I've just been listening to a podcast of the Science Show on Radio National, which went to air in June. Chilling stuff (no pun intended).
Tim Flannery has been tracking the accelerating rate of ice melt in the poles, and concludes that if the ice melt continues at the rate which has been recorded in the last three years; we could lose "half the remaining sea ice by the end of this northern summer".
This made me think of another Bertrand Russell quote:
"Most people would die sooner than think — in fact they do so."I've been wondering how radical I should be with my design, and what people will accept. Trying to find ways to 'insert' sustainability without affecting the aspects of living in this part of Melbourne which people enjoy. Asking myself how to change people's habits, and more to the point, asking myself how I can change my own habits. But if Tim Flannery is right, we might not have time to make changes, it might already be too late to turn ourselves around. Five years!
Excerpt from the transcript of the program:
Tim Flannery: Up to 2005 it looked as if there'd still be some sea ice by the end of this century in the Arctic. But in 2005 the sea ice started to melt away at about four times the rate of previous years, and that's now continued. And this year, the start of this summer has been just terrifying. The sea ice is melting away at about 6,000 square kilometres greater rate per week than last year. And if this summer follows the trajectory of the last few summers, we stand to lose about half the remaining sea ice by the end of this northern summer. And that is putting us on a trajectory to an ice-free Arctic within five years or so.
Alexandra de Blas: And what are the implications of that?
Tim Flannery: Well, the implications are profound because once the ice is gone the surface levels of the Arctic Ocean will start warming quite rapidly, because it's a dark surface and it absorbs light energy and turns it into heat energy. So the thermal balance of the area around Greenland will change, we'll start getting warming, so we can expect an accelerated rate of melt in Greenland.
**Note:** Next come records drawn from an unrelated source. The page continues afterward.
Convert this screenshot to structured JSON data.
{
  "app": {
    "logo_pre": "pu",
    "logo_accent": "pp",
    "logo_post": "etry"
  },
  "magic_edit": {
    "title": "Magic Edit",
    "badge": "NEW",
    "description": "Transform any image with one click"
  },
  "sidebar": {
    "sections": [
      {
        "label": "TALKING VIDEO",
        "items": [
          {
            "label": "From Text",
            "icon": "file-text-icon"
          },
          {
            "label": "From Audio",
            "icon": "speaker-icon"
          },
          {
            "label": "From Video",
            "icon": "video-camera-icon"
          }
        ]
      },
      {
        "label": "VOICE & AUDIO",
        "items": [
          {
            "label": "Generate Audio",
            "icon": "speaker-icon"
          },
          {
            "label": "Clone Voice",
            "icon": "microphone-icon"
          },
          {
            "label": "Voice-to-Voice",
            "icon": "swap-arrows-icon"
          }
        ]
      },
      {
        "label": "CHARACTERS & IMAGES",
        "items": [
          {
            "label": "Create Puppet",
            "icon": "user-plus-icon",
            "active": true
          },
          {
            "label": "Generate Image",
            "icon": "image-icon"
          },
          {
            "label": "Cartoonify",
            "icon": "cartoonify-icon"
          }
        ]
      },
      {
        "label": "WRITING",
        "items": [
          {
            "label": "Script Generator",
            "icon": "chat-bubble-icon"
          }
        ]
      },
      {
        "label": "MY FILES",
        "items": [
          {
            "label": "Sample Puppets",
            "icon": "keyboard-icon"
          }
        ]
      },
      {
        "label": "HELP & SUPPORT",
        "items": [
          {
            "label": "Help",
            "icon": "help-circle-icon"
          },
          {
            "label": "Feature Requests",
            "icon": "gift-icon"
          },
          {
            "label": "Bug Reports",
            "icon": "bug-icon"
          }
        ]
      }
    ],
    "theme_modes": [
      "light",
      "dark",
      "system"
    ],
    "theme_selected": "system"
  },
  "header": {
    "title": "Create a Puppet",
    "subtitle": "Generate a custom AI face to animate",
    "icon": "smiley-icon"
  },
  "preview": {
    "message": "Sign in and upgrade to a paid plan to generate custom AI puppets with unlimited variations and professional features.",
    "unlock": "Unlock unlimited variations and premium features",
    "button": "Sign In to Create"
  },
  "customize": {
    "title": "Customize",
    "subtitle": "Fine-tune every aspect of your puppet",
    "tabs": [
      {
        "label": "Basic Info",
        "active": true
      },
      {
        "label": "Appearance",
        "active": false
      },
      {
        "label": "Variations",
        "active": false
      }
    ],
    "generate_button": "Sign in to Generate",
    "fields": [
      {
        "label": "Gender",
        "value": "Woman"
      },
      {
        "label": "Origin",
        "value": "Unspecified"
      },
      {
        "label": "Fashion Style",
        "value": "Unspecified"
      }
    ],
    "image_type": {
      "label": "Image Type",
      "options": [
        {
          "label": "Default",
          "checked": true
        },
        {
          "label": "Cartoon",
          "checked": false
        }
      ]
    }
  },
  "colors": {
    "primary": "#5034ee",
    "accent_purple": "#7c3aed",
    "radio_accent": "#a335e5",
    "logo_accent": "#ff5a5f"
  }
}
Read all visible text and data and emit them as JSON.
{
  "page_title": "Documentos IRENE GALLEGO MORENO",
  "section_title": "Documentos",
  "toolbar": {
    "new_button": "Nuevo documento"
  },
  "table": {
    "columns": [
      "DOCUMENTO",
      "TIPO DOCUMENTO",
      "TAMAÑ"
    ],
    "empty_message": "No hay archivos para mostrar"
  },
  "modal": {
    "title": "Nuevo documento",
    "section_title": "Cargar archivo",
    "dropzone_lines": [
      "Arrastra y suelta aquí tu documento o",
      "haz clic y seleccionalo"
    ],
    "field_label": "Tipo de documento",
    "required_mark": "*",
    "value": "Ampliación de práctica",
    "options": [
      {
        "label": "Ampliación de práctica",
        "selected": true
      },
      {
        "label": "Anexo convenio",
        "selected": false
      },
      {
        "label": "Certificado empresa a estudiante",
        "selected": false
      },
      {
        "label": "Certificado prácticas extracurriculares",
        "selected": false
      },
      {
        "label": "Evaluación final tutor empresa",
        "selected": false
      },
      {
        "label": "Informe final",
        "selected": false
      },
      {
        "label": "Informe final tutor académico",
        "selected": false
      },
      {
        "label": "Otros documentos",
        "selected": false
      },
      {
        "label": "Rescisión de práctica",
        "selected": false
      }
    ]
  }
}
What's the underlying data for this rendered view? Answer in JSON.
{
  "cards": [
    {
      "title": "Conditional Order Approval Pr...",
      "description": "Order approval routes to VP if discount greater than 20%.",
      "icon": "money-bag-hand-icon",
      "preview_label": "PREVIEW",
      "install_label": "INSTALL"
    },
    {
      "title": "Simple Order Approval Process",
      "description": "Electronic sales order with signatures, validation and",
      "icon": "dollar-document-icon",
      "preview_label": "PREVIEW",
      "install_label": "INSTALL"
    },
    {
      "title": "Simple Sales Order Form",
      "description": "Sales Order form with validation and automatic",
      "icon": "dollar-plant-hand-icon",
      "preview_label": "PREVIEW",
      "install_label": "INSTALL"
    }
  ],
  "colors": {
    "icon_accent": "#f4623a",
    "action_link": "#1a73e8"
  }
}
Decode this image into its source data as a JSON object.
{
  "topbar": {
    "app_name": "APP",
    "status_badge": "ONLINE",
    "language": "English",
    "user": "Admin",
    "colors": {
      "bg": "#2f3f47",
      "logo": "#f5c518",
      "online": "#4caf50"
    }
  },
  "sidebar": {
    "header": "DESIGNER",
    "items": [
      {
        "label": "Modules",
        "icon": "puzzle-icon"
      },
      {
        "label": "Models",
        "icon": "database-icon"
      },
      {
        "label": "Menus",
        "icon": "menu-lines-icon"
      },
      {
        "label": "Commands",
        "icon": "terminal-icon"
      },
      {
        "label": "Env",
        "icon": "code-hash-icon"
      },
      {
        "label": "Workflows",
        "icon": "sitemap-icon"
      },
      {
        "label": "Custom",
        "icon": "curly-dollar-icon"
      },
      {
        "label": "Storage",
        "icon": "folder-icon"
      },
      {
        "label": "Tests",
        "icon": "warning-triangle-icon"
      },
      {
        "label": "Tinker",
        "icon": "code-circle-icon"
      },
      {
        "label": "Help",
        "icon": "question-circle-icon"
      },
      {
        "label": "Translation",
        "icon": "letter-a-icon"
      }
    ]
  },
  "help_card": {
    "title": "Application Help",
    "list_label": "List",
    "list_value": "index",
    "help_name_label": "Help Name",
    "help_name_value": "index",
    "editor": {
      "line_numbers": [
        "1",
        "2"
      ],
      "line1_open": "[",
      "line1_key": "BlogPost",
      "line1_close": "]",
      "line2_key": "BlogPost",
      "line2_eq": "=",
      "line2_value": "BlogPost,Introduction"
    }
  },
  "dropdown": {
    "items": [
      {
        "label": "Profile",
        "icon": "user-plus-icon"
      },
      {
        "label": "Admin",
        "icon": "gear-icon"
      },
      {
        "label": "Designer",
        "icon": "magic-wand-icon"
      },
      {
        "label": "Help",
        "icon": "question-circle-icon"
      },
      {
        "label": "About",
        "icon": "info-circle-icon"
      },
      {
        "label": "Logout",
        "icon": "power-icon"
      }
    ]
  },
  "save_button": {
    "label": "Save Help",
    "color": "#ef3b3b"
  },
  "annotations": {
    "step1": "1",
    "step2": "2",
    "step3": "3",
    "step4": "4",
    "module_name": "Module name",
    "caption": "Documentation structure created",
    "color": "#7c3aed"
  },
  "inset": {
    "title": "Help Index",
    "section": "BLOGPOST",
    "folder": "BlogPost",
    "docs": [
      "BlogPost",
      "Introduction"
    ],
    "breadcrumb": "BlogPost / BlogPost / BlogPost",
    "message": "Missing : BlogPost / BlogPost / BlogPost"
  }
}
And that ice cap has enough water frozen in it, were it all to melt, to raise sea levels by six or seven metres. So that's one thing.
The second thing is of course that the entire climatic zonation of the northern hemisphere is held in place by the thermal gradient between the pole and the equator. That's why we have deserts where we have them in the northern hemisphere, and we have forested areas where we have them and tundra where we have them. And when I look at the melting tundra, the advance of the forest northwards...Greece and its forest fires that look like that area's becoming hostile to the sort of vegetation. I think we're seeing the early stages of a shift in that zonation. Once the ice melts away entirely and we get a rapid warming of the Arctic Ocean, that's when you'll see those sorts of changes potentially start shifting much more quickly.
Alexandra de Blas: If the sea ice is gone, say, within five years, how rapidly will we expect the Greenland ice cap to start melting?
Tim Flannery: Again, it's just not possible to answer that question, principally because ice doesn't just melt away as you might imagine an ice cube sitting on a bench would. It melts away, in part at least, by large-scale collapse. So ice shelves tend to collapse into the ocean and then fragment and then melt much more rapidly than they may otherwise do. And that sort of collapse is just impossible to model. We've seen it occur in the Antarctic Peninsula with the Larsen B ice shelf, but it is just impossible to model so we don't know. But people are now I think quite realistically talking about sea level rise, if nothing's done, of several metres this century.
Alexandra de Blas: Which will be astounding.
Tim Flannery: That will mean probably hundreds of millions of people displaced, a lot of the world's best agricultural land lost, some of the world's great cities threatened or under water, places like Shanghai and Amsterdam and London and so forth. Amsterdam's about two-and-a-half metres under water as it is, just held up by the dykes. And Singapore and so forth. So the changes, if you want to sum them up, that's the end of our global civilisation. The stresses that would be placed upon the global political system and economic system would be such that it simply couldn't endure them.
Labels: eco news